## WHAT THE TASK ASKS:
From the entries below, copy each line in which the word "Avenida" occurs.

## DATA SHOWN:

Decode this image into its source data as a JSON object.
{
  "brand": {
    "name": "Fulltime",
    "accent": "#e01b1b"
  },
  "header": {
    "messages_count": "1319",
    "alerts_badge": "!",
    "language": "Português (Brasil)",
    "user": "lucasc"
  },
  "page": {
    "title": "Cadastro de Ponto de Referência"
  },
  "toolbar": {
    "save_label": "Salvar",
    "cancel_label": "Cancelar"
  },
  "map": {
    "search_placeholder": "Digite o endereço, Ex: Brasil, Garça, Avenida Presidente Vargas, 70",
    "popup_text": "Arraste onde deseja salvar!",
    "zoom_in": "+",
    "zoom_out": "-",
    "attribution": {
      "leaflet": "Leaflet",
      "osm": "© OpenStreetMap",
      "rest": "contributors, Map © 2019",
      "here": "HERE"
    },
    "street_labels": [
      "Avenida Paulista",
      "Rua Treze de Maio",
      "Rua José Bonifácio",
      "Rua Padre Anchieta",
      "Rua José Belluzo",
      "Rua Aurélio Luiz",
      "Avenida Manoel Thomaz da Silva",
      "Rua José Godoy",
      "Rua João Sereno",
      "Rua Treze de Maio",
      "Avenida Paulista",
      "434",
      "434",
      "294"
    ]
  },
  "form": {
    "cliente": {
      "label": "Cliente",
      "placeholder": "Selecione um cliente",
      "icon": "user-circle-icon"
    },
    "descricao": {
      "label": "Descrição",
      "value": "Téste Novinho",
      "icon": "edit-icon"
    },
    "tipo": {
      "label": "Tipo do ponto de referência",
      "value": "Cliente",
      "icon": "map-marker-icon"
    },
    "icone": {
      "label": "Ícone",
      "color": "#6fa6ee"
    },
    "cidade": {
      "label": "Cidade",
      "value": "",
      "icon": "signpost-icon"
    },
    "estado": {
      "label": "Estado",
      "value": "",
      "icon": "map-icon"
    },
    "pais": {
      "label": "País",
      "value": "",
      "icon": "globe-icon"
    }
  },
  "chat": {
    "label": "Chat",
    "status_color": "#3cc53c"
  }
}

## OUTPUT:
    "search_placeholder": "Digite o endereço, Ex: Brasil, Garça, Avenida Presidente Vargas, 70",
      "Avenida Paulista",
      "Avenida Manoel Thomaz da Silva",
      "Avenida Paulista",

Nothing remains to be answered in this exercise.